=== Record extracts ===
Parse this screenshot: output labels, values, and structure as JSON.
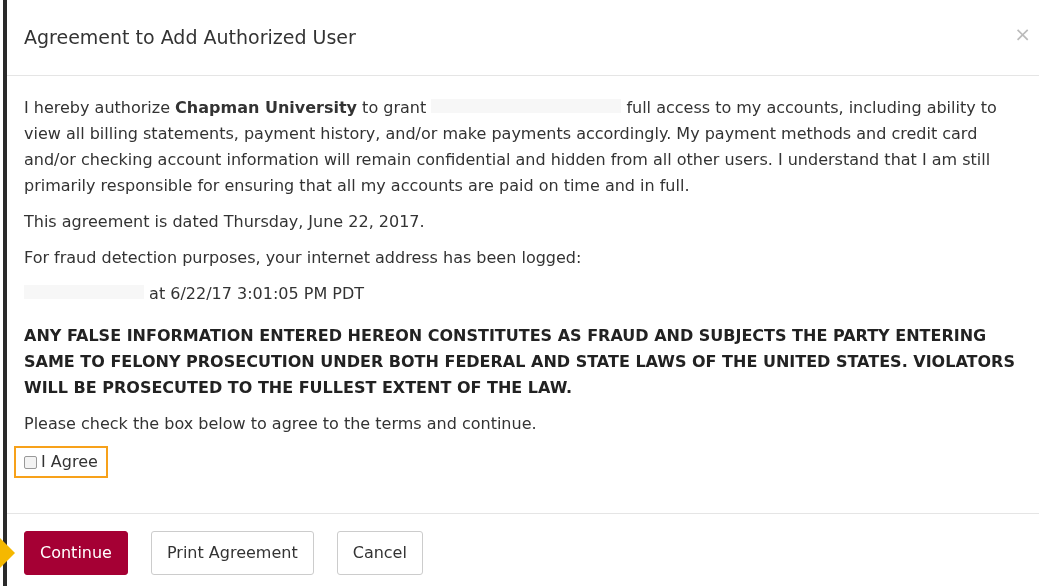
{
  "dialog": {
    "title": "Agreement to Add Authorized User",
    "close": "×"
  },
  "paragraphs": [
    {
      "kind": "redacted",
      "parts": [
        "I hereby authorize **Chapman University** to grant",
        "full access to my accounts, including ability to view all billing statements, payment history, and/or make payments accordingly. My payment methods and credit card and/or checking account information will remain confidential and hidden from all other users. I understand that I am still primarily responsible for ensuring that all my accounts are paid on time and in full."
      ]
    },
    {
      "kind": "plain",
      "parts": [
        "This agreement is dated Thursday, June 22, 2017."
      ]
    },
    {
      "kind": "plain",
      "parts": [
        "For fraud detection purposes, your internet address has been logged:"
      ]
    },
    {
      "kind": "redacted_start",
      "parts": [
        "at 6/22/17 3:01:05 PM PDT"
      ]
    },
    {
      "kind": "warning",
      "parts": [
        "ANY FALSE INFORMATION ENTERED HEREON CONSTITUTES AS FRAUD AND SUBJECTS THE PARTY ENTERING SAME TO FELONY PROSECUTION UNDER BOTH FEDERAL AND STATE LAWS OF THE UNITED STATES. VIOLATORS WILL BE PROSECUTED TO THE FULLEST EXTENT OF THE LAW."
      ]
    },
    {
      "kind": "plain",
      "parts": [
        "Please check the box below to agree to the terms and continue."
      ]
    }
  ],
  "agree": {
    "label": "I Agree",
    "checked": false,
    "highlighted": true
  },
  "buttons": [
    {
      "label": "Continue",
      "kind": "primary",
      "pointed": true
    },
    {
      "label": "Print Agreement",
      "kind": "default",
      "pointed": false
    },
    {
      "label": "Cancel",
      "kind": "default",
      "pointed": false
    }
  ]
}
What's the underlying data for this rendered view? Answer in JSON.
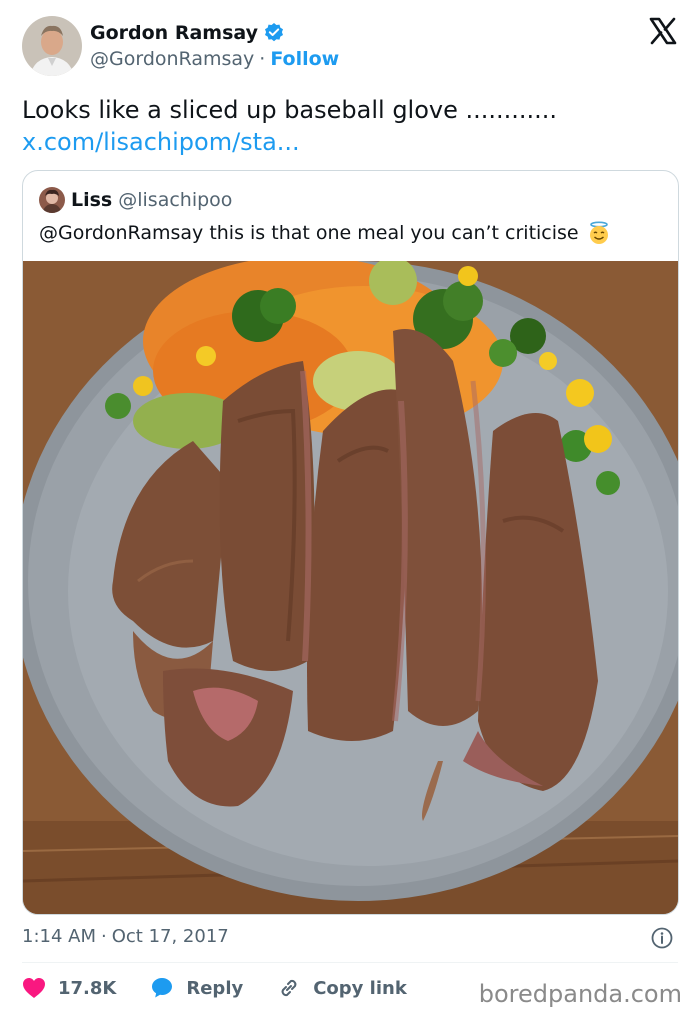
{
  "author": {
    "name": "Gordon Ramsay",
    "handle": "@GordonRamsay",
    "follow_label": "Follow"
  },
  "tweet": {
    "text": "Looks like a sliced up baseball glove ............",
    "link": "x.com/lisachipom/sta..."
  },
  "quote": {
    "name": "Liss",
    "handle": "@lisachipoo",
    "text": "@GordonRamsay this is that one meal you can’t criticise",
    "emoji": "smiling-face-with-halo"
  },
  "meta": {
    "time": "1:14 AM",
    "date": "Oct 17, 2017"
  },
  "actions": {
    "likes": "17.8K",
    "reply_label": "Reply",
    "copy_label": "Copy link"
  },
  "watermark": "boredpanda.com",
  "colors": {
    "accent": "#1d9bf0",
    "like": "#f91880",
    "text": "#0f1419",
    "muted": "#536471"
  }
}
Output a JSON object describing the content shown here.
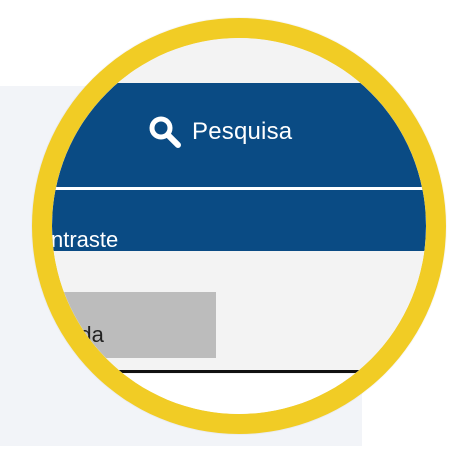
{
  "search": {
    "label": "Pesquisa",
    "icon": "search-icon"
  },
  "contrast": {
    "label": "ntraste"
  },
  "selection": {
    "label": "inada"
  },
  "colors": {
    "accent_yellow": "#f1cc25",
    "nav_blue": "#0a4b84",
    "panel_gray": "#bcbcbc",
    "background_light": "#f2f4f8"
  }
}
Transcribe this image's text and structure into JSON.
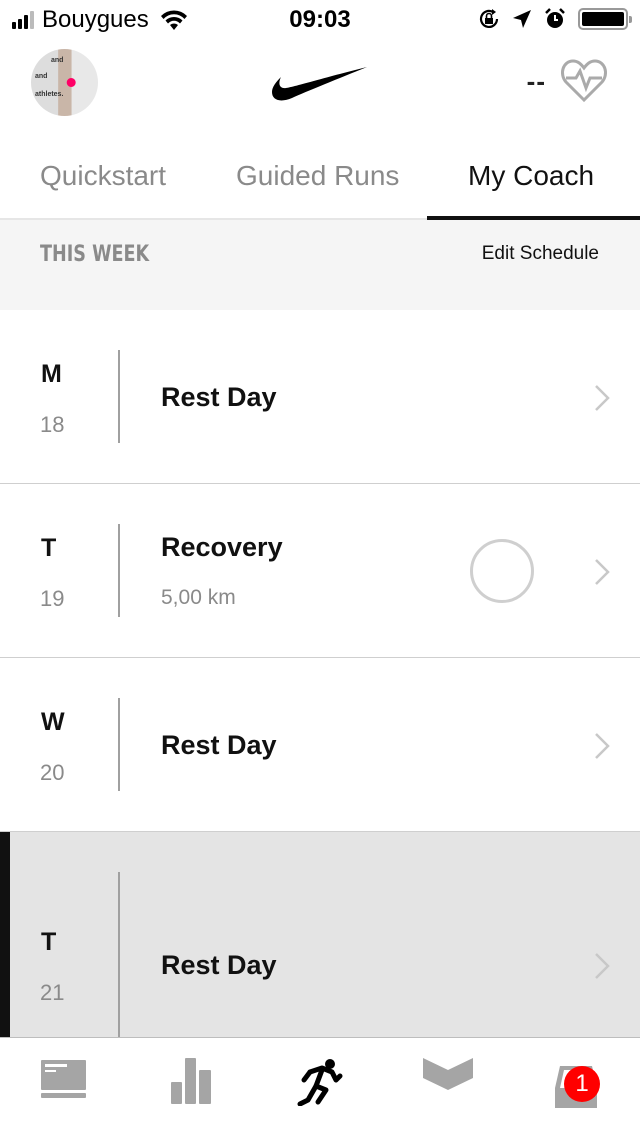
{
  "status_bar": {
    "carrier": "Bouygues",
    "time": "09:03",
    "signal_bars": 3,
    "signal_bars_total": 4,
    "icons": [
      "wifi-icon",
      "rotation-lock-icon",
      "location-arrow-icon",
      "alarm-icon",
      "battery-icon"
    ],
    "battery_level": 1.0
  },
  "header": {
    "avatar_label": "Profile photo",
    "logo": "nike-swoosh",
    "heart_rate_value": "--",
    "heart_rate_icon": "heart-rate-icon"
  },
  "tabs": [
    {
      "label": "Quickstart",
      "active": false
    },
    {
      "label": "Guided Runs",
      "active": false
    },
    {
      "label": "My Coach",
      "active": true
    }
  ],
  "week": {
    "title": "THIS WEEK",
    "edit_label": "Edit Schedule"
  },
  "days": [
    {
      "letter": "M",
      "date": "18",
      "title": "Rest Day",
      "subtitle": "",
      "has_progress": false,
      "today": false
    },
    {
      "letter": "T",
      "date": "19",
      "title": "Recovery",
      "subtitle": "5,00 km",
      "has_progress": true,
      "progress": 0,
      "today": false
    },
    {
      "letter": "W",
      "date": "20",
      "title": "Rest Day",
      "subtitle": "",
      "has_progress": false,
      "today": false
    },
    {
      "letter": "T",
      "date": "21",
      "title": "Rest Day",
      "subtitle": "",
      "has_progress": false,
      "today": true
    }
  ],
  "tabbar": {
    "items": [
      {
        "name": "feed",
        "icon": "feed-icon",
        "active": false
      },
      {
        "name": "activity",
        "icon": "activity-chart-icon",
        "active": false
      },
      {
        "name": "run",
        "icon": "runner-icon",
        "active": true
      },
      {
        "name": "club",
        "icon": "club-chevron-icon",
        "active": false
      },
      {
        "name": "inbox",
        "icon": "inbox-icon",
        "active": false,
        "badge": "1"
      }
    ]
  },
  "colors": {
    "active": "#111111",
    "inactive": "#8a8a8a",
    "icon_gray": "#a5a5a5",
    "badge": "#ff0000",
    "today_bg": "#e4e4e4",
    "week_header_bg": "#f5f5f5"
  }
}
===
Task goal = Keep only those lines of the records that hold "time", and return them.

The answer =
        "full access to my accounts, including ability to view all billing statements, payment history, and/or make payments accordingly. My payment methods and credit card and/or checking account information will remain confidential and hidden from all other users. I understand that I am still primarily responsible for ensuring that all my accounts are paid on time and in full."
    "time": "1:14 AM",
    "time": "09:03",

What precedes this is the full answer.